Finally I heard the all-too-familiar, "Hey PAL!" from downstairs. Grabbing a piece of paper, I loaded it into my trusty 2-ton Olympia, so I would look busy. I typed a bunch of nonsense and waited for him to make his way upstairs.
Nothing happened. No morning visit. No witty banter. Damn! How would I know when he got to his office? How would I know when he opened the door? I didn't want to miss his reaction to
His Armenian bellow snapped me out of my litany of panic.
"WHAT DA HELL??!!!!!"
I typed as quickly as I could, xpoanelaks dvpoaifnasld kfasoviasndf laskdfjpa owerja sldfaspdoie;ldnf, howling with laughter on the inside. My boss got up and walked down the hall to see what was going on. She was gone for a long time, and when she finally returned, I had typed three-quarters of a page of nonsense.
"You'll never believe this," she said as she returned.
"Oh?" I asked as nonchalantly as I could manage. "What's up?"
"There is this big...this big...THING taped to his office chair!"
I started chuckling. "Really?" I asked.
"I don't know what it is," she said, "But it sure scared him!"
I idly thumbed through my pile of work. "Actually," I said nonchalantly, "It's Rambo." I paused for a moment, and then added, "Looks pretty sweet, doesn't it?" Glancing up up from my work, I smiled a wicked little smile, and then returned to my faux typing.
Over the next hour, many students, professors and staffmembers made their pilgrimage to the second floor to hear the story and see for themselves. All that was missing was a few camels and some myrrh.
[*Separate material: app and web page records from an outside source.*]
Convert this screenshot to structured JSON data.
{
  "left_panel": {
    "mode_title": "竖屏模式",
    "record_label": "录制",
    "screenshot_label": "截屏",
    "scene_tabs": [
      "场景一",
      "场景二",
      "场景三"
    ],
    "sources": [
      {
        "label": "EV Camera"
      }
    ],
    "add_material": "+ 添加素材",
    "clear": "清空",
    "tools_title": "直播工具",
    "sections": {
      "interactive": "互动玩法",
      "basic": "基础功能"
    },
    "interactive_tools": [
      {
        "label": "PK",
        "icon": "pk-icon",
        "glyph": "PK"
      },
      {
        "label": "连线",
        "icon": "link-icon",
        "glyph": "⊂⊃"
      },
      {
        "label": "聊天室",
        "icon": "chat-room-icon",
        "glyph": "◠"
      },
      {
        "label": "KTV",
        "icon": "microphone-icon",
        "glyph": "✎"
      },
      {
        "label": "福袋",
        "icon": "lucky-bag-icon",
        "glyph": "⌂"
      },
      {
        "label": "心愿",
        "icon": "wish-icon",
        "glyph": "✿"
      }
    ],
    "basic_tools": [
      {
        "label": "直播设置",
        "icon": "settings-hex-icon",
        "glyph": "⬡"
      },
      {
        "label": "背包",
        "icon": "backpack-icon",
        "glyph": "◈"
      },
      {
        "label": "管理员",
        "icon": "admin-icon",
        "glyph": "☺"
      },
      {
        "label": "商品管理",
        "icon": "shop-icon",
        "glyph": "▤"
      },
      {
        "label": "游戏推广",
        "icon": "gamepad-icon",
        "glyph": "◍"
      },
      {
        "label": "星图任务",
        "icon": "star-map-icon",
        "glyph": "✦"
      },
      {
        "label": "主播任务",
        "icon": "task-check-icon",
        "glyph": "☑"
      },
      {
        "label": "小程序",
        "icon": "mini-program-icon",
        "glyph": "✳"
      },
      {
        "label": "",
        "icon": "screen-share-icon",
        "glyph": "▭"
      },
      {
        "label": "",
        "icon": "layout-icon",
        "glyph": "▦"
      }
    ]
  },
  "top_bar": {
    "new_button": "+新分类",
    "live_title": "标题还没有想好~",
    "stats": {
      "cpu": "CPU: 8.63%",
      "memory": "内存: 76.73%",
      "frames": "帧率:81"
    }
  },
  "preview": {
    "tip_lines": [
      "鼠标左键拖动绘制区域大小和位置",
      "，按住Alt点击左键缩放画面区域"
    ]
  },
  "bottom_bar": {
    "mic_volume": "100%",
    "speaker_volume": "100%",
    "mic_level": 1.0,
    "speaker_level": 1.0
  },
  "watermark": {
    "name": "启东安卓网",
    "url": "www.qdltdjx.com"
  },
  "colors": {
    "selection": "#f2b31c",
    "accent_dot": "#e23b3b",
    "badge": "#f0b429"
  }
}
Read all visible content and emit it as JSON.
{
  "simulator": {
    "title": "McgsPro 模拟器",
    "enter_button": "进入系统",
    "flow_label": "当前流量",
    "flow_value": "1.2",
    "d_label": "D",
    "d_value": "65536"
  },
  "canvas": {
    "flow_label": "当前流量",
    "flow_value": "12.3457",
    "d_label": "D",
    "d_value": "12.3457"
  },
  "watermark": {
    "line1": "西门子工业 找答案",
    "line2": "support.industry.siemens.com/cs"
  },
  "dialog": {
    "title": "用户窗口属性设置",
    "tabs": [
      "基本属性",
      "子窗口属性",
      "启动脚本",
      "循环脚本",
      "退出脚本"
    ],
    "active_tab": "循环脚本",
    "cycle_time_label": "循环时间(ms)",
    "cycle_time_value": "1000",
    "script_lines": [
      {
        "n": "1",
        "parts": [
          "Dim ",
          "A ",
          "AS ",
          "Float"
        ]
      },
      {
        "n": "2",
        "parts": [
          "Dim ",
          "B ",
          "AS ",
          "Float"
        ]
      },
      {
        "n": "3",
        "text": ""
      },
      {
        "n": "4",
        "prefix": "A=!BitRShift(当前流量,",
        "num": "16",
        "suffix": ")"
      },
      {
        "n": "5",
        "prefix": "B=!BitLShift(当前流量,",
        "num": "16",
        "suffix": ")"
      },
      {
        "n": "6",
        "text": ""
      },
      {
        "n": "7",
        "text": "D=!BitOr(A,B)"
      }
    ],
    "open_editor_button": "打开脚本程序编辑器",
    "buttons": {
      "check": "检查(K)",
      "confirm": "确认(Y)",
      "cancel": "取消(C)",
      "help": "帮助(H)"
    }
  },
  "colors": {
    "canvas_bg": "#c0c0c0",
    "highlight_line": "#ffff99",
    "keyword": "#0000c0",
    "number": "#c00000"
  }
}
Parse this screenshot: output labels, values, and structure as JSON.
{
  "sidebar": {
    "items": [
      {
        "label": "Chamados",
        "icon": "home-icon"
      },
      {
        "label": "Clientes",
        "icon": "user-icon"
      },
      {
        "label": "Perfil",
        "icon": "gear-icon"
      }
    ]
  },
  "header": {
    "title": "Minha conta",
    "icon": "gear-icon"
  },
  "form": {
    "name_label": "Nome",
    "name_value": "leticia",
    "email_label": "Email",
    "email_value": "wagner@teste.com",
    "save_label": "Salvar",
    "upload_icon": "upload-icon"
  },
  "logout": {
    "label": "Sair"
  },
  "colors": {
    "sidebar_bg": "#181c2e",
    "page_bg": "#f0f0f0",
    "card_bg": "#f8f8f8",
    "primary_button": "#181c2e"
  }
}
After the excitement finally wore off, my PAL, the boisterous symphony conductor finally put two and two together and remembered that a certain someone -- in addition to working in a library -- also worked in a movie theatre. The minute he burst into my office yelling, "ALLRIGHT PAL! I KNOW YOU DID THIS!!" I erupted into fits of laughter. I had gotten him, and gotten him good.
CODA: It's only fair to note that no good deed goes unpunished. No good prank does, either. I was the reigning Queen of Cruelty for several months until I walked into work one morning and found a photocopy of my engagement announcement taped to the front door. My engagement announcement, that is, to Boston Celtic basketball star, Larry Bird. MY PAL, the symphony conductor, had taken my recently published engagement announcement and removed every trace of my fiancee. He even went so far as to cut out the face in the original picture and substituted it, along with every mention of his name with all things Larry Bird.
"Har Har," I said dryly as I tore it off the door.
It only took me another hour and a half to remove the other two hundred copies that he had plastered all over the building.